▸ Task instructions: Gather all lines in the entries below that include the word "current".

┌──

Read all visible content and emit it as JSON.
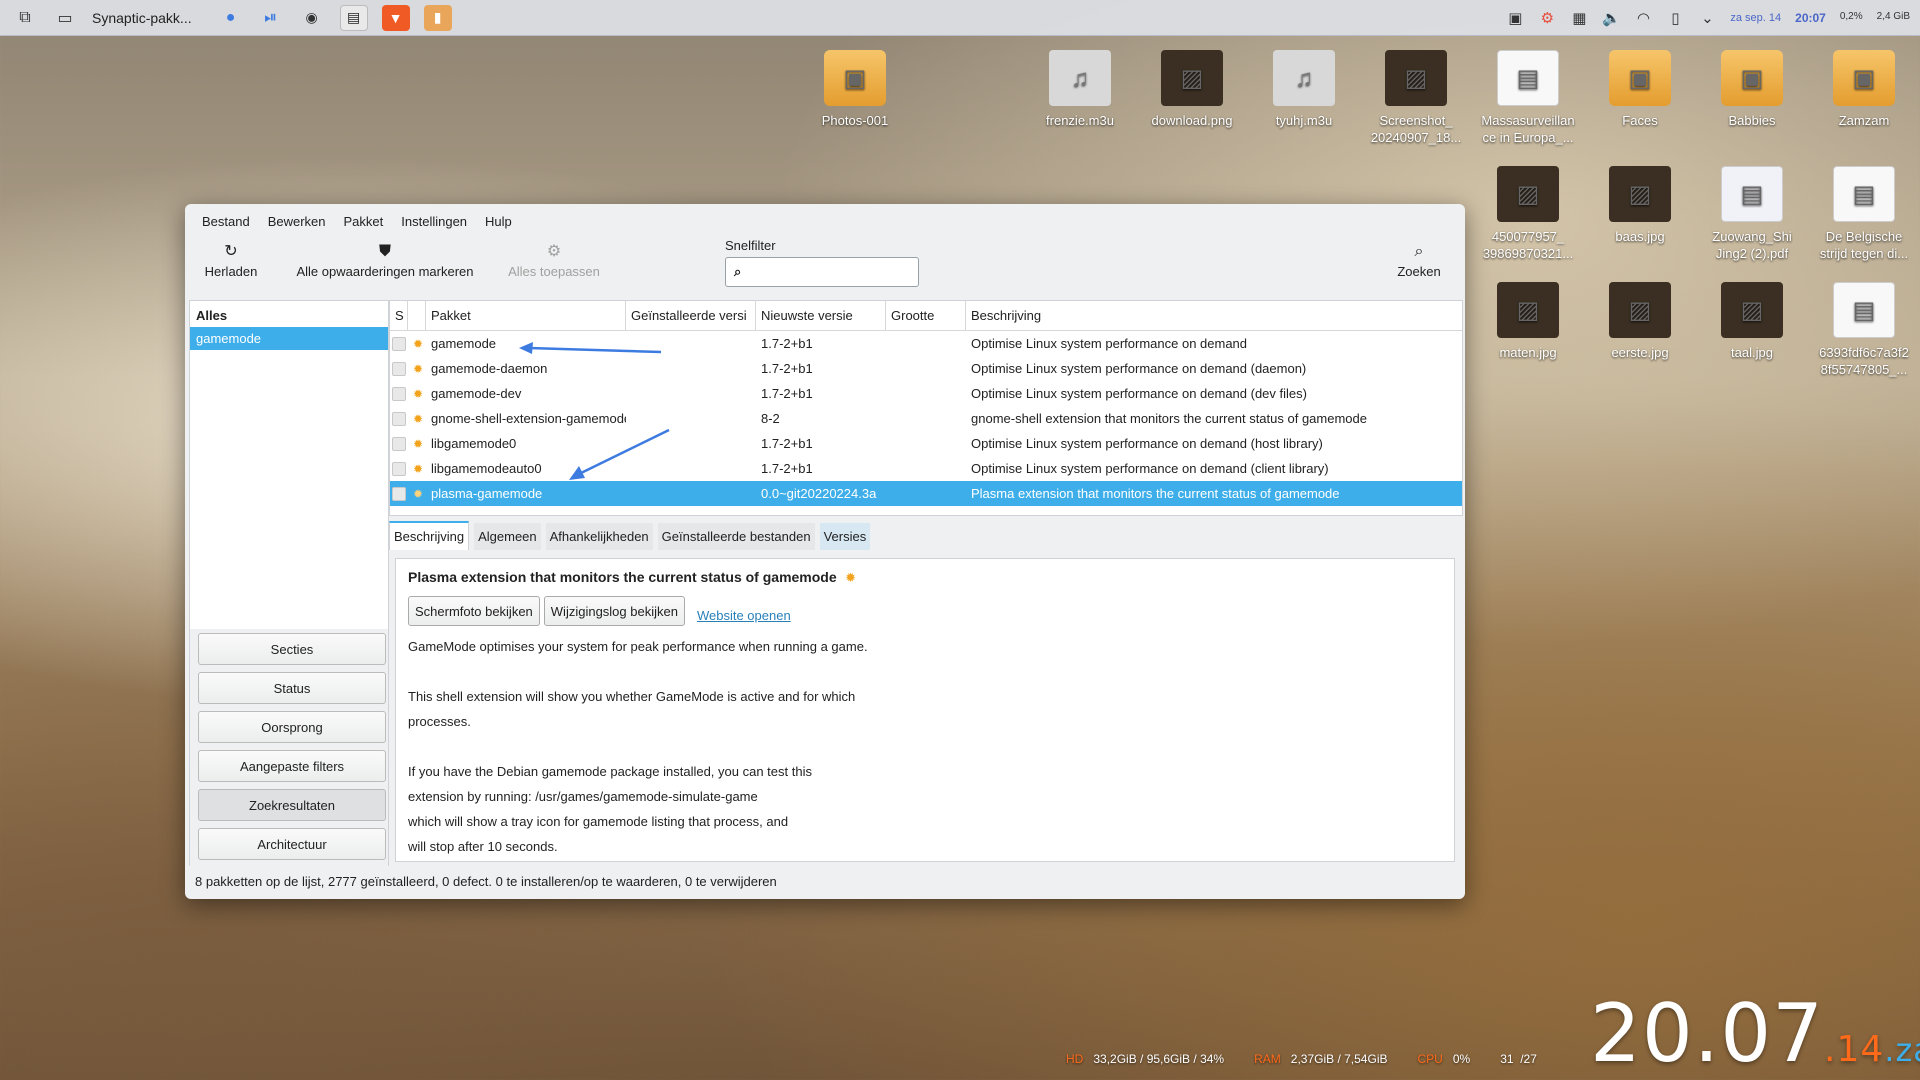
{
  "taskbar": {
    "active_window": "Synaptic-pakk...",
    "tray": {
      "date": "za sep. 14",
      "time": "20:07",
      "cpu_stat": "0,2%",
      "mem_stat": "2,4 GiB"
    }
  },
  "desktop_icons": [
    {
      "label": "Photos-001",
      "type": "folder"
    },
    {
      "label": "frenzie.m3u",
      "type": "audio"
    },
    {
      "label": "download.png",
      "type": "photo"
    },
    {
      "label": "tyuhj.m3u",
      "type": "audio"
    },
    {
      "label": "Screenshot_\n20240907_18...",
      "type": "photo"
    },
    {
      "label": "Massasurveillan\nce in Europa_...",
      "type": "doc"
    },
    {
      "label": "Faces",
      "type": "folder"
    },
    {
      "label": "Babbies",
      "type": "folder"
    },
    {
      "label": "Zamzam",
      "type": "folder"
    },
    {
      "label": "450077957_\n39869870321...",
      "type": "photo"
    },
    {
      "label": "baas.jpg",
      "type": "photo"
    },
    {
      "label": "Zuowang_Shi\nJing2 (2).pdf",
      "type": "pdf"
    },
    {
      "label": "De Belgische\nstrijd tegen di...",
      "type": "doc"
    },
    {
      "label": "maten.jpg",
      "type": "photo"
    },
    {
      "label": "eerste.jpg",
      "type": "photo"
    },
    {
      "label": "taal.jpg",
      "type": "photo"
    },
    {
      "label": "6393fdf6c7a3f2\n8f55747805_...",
      "type": "doc"
    }
  ],
  "window": {
    "menu": [
      "Bestand",
      "Bewerken",
      "Pakket",
      "Instellingen",
      "Hulp"
    ],
    "toolbar": {
      "reload": "Herladen",
      "mark_upgrades": "Alle opwaarderingen markeren",
      "apply": "Alles toepassen",
      "quickfilter_label": "Snelfilter",
      "quickfilter_value": "",
      "search": "Zoeken"
    },
    "sidebar": {
      "header": "Alles",
      "selected": "gamemode",
      "buttons": [
        "Secties",
        "Status",
        "Oorsprong",
        "Aangepaste filters",
        "Zoekresultaten",
        "Architectuur"
      ],
      "active_button": "Zoekresultaten"
    },
    "table": {
      "columns": [
        "S",
        "",
        "Pakket",
        "Geïnstalleerde versi",
        "Nieuwste versie",
        "Grootte",
        "Beschrijving"
      ],
      "rows": [
        {
          "package": "gamemode",
          "installed": "",
          "latest": "1.7-2+b1",
          "size": "",
          "description": "Optimise Linux system performance on demand",
          "selected": false
        },
        {
          "package": "gamemode-daemon",
          "installed": "",
          "latest": "1.7-2+b1",
          "size": "",
          "description": "Optimise Linux system performance on demand (daemon)",
          "selected": false
        },
        {
          "package": "gamemode-dev",
          "installed": "",
          "latest": "1.7-2+b1",
          "size": "",
          "description": "Optimise Linux system performance on demand (dev files)",
          "selected": false
        },
        {
          "package": "gnome-shell-extension-gamemode",
          "installed": "",
          "latest": "8-2",
          "size": "",
          "description": "gnome-shell extension that monitors the current status of gamemode",
          "selected": false
        },
        {
          "package": "libgamemode0",
          "installed": "",
          "latest": "1.7-2+b1",
          "size": "",
          "description": "Optimise Linux system performance on demand (host library)",
          "selected": false
        },
        {
          "package": "libgamemodeauto0",
          "installed": "",
          "latest": "1.7-2+b1",
          "size": "",
          "description": "Optimise Linux system performance on demand (client library)",
          "selected": false
        },
        {
          "package": "plasma-gamemode",
          "installed": "",
          "latest": "0.0~git20220224.3a",
          "size": "",
          "description": "Plasma extension that monitors the current status of gamemode",
          "selected": true
        }
      ]
    },
    "tabs": [
      "Beschrijving",
      "Algemeen",
      "Afhankelijkheden",
      "Geïnstalleerde bestanden",
      "Versies"
    ],
    "details": {
      "title": "Plasma extension that monitors the current status of gamemode",
      "screenshot_button": "Schermfoto bekijken",
      "changelog_button": "Wijzigingslog bekijken",
      "website_link": "Website openen",
      "body": "GameMode optimises your system for peak performance when running a game.\n\nThis shell extension will show you whether GameMode is active and for which\nprocesses.\n\nIf you have the Debian gamemode package installed, you can test this\nextension by running: /usr/games/gamemode-simulate-game\nwhich will show a tray icon for gamemode listing that process, and\nwill stop after 10 seconds."
    },
    "statusbar": "8 pakketten op de lijst, 2777 geïnstalleerd, 0 defect. 0 te installeren/op te waarderen, 0 te verwijderen"
  },
  "bottom_stats": {
    "hd_label": "HD",
    "hd_value": "33,2GiB / 95,6GiB / 34%",
    "ram_label": "RAM",
    "ram_value": "2,37GiB / 7,54GiB",
    "cpu_label": "CPU",
    "cpu_value": "0%",
    "temp_value": "31  /27"
  },
  "clock": {
    "time": "20.07",
    "day": "14",
    "weekday": "za"
  },
  "colors": {
    "accent": "#3daee9",
    "pkg_icon": "#f3a21b",
    "clock_orange": "#ff6a1a"
  }
}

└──

▸ Response:
          "description": "gnome-shell extension that monitors the current status of gamemode",
          "description": "Plasma extension that monitors the current status of gamemode",
      "title": "Plasma extension that monitors the current status of gamemode",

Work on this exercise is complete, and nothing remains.